The start of a new year is one of the few times where people actively look for opportunities to improve their lives. This is the perfect occasion for Americans to take a big picture look at their financial situation, check-in on their financial goals and set some new ones. To help Americans set useful financial goals they can achieve in the coming year, members of the American Institute of CPAs’ (AICPA) National CPA Financial Literacy Commission share the following 2020 New Year’s financial resolutions:

1. Finally Create that Budget
“This is a perfect time to review past bank and credit card statements, and sources of income to create a baseline of income and expenses. Once you have this baseline, break down all expenses into ‘needs’ vs. ‘wants’; review each ‘need’ to confirm it is a true ‘need’ and then do the same for ‘wants.’ The goal here is to weed out any ‘want’ that is negatively impacting your overall budget. Americans who need help creating and managing a monthly budget can use the AICPA’s budget analysis calculator to run a report that will show them where their money is going and identify areas for improvement.” – David Almonte, CPA/CGMA member of the AICPA Financial Literacy Commission

2. Develop a Plan to Defeat Credit Card Interest
“The miracle of compound interest can work against you in the same powerful way it works for you.
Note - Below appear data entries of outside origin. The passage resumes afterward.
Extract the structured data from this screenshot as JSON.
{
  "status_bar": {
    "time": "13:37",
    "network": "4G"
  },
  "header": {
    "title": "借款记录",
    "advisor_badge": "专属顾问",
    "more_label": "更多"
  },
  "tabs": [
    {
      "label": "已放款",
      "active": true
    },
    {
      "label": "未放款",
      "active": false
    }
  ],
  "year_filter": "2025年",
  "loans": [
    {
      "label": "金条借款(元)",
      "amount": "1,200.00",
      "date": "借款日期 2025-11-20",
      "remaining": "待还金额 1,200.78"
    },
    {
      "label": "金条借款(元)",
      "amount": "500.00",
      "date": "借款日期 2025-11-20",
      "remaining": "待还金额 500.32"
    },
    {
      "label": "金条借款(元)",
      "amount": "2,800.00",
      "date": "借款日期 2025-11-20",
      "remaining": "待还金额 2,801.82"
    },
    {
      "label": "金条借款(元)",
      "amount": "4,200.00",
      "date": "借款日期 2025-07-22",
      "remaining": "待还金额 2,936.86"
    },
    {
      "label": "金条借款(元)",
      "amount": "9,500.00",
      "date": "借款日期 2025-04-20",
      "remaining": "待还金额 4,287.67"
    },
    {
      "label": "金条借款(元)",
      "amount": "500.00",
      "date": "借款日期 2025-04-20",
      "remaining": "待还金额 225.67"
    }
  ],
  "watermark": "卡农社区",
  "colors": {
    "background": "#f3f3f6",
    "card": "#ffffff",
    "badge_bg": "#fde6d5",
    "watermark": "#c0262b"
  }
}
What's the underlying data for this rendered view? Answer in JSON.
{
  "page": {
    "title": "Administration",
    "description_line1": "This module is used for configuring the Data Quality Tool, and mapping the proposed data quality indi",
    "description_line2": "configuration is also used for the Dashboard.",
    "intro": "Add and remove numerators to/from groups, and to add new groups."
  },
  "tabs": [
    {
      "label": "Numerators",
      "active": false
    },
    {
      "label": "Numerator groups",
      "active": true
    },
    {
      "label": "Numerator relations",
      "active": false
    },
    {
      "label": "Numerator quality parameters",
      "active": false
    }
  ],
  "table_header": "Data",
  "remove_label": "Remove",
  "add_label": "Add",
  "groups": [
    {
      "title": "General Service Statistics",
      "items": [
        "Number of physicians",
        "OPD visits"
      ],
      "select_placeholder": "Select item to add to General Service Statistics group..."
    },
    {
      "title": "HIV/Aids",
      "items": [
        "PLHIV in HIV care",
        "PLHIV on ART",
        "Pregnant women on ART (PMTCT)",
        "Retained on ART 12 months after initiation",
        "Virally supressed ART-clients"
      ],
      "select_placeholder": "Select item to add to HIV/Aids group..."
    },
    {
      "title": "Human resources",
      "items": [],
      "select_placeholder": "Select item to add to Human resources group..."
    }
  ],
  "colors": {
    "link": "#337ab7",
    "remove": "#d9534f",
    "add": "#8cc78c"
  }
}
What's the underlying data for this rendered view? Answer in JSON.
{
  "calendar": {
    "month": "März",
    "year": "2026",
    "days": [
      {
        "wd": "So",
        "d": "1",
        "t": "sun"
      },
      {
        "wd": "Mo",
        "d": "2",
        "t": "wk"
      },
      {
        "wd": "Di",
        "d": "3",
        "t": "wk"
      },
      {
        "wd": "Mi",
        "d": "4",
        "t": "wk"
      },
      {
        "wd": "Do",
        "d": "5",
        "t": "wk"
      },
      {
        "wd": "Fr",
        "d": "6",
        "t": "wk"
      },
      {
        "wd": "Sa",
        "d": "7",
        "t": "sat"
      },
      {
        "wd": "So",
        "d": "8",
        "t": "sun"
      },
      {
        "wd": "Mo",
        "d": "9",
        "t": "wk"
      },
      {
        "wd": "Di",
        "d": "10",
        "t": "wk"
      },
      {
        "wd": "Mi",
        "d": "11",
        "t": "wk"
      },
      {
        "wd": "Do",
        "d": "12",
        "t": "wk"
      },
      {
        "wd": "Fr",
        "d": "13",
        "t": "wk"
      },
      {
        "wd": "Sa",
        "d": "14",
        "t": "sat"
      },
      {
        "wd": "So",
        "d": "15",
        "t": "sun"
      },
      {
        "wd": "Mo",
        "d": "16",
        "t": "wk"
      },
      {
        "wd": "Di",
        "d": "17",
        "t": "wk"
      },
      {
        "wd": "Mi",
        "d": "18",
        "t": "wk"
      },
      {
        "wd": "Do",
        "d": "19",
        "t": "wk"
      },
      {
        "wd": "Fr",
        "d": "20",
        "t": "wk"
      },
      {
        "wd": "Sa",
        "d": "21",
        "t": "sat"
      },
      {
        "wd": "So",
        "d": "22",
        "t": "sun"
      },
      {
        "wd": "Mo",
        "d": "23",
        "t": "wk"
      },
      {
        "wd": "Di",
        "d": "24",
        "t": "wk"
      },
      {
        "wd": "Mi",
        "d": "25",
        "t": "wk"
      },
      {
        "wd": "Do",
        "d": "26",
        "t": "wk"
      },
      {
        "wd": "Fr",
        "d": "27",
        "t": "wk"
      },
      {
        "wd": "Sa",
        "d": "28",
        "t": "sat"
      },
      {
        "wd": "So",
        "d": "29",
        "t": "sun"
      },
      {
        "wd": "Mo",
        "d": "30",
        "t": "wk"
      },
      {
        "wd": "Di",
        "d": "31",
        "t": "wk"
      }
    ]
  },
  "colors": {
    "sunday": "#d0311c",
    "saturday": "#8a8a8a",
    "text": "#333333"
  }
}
Sharpen your budget to designate an amount each month to attack those high interest rate credit card balances. Pick the strategy that works best for you – pay off the small balances first to build momentum or set your sights on balances with the highest rates to magnify your interest-reduction power. You’ll see the impact compound over the year, as the amount you owe decreases and you keep more of your earnings, allowing you to pick up the pace toward a debt-free future.” – Neal Stern, CPA member of the AICPA Financial Literacy Commission

3. Build That Emergency Fund
“Commit to adding to or creating an emergency fund with roughly 3-6 months’ worth of living expenses in an account earmarked for emergencies. Start by contributing whatever you can afford each pay period or month. Large sums of money are accumulated through small, consistent investments over time. Remember, without enough emergency savings, you won’t have an adequate buffer between you and high-interest debt. The key is to build up a large enough emergency savings account to effectively manage unexpected hardships.” – Robert Westley, CPA/PFS member of the AICPA Financial Literacy Commission

4. An Emergency Preparedness Plan Starts with Being Prepared
“In the face of a natural disaster, having a plan in place will help to ensure you can focus on what’s most important, while also minimizing the financial impact. There are some documents you will need right away, and others that you may not need right away but will be very difficult to replace if they are lost or destroyed. The key documents to get your emergency preparedness plan started are detailed in, ‘Disasters and Financial Planning: A Guide for Preparedness and Recovery.’ This guide is full of checklists and actionable steps for people to take to help ensure they are as prepared as they can be for the financial impact of a natural disaster.” – Neal Stern, CPA member of the AICPA National CPA Financial Literacy Commission.

Read the rest of the article at Business Wire (press release)